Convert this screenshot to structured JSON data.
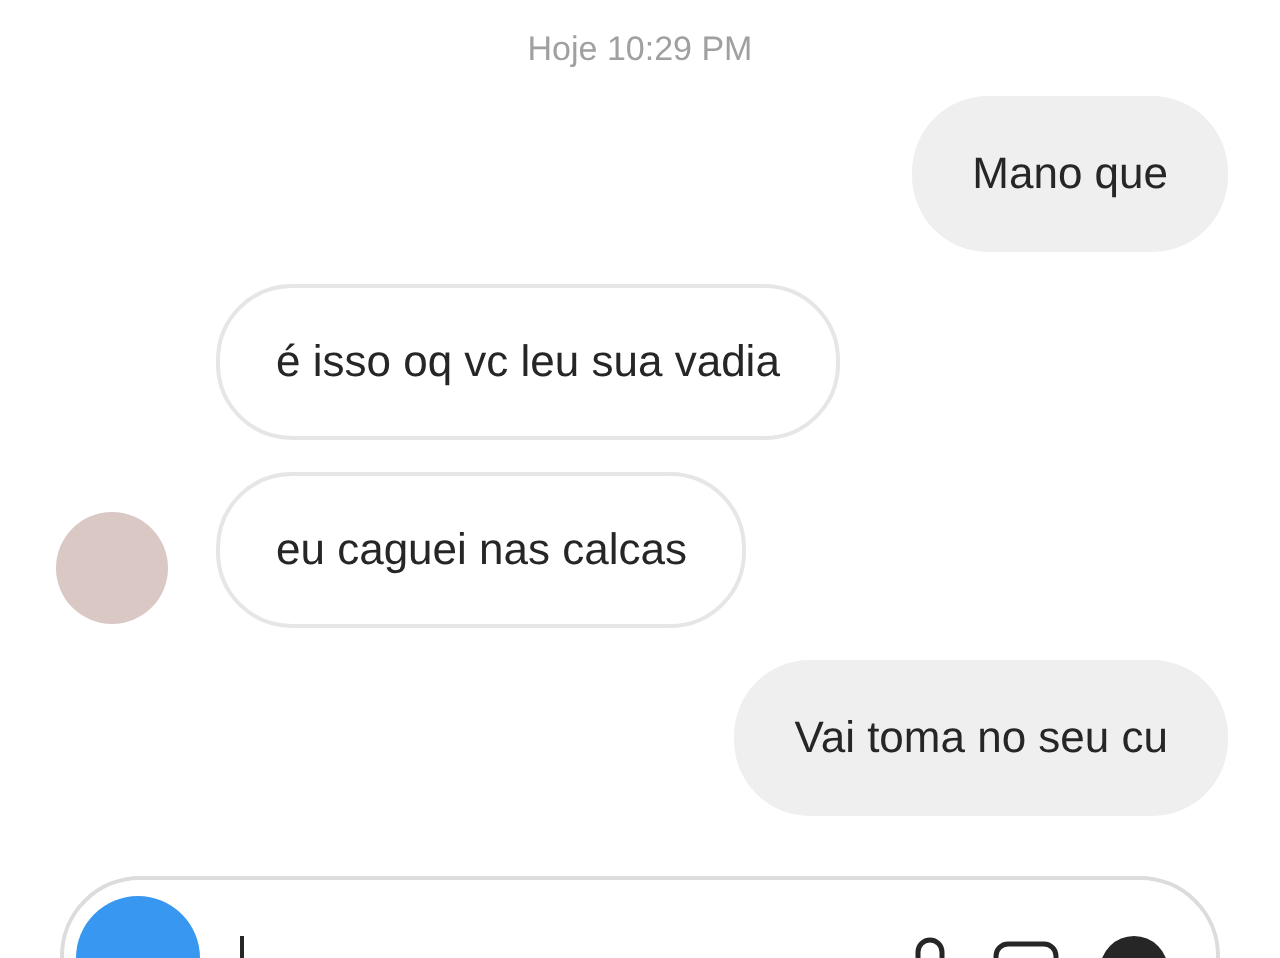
{
  "timestamp": "Hoje 10:29 PM",
  "messages": [
    {
      "kind": "sent",
      "text": "Mano que",
      "avatar": false
    },
    {
      "kind": "received",
      "text": "é isso oq vc leu sua vadia",
      "avatar": false
    },
    {
      "kind": "received",
      "text": "eu caguei nas calcas",
      "avatar": true
    },
    {
      "kind": "sent",
      "text": "Vai toma no seu cu",
      "avatar": false
    }
  ]
}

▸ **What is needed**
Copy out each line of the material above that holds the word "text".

▸ **Exercise output**
      "text": "Mano que",
      "text": "é isso oq vc leu sua vadia",
      "text": "eu caguei nas calcas",
      "text": "Vai toma no seu cu",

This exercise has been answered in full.